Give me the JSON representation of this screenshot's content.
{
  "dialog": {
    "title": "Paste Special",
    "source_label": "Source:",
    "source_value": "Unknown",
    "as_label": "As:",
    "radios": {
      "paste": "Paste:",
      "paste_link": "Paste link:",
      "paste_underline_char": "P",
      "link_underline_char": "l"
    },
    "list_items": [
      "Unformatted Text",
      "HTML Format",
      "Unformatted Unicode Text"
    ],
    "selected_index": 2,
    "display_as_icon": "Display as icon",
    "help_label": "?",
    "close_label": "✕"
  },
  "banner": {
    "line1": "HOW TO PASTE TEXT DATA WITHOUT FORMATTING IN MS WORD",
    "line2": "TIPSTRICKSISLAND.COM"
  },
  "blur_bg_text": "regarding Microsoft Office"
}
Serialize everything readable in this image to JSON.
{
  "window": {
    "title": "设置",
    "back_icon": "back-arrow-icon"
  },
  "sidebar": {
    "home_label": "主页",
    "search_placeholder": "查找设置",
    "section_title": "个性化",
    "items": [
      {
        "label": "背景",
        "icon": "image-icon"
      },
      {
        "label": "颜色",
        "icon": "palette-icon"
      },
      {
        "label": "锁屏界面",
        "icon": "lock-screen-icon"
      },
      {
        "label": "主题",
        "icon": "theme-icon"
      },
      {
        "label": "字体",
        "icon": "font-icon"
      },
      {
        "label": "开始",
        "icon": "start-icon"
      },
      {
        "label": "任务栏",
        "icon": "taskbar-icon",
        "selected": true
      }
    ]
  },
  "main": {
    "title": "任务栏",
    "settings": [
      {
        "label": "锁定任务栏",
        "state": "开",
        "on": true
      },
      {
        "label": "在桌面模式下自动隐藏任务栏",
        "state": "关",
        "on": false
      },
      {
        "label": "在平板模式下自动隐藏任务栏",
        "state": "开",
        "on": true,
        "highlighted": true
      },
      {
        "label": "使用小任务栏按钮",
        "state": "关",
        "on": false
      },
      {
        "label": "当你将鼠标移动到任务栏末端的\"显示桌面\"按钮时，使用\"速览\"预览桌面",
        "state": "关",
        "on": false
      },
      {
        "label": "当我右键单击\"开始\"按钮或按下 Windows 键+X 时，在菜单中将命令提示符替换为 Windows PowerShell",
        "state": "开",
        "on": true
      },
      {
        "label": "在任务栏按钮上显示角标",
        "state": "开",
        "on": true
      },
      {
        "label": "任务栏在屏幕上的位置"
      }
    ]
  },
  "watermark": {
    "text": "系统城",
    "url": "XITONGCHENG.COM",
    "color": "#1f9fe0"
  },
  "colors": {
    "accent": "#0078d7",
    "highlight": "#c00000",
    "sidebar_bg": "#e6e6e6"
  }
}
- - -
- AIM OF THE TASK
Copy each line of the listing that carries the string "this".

- OUTPUT
Give me the JSON representation of this screenshot's content.
Serialize everything readable in this image to JSON.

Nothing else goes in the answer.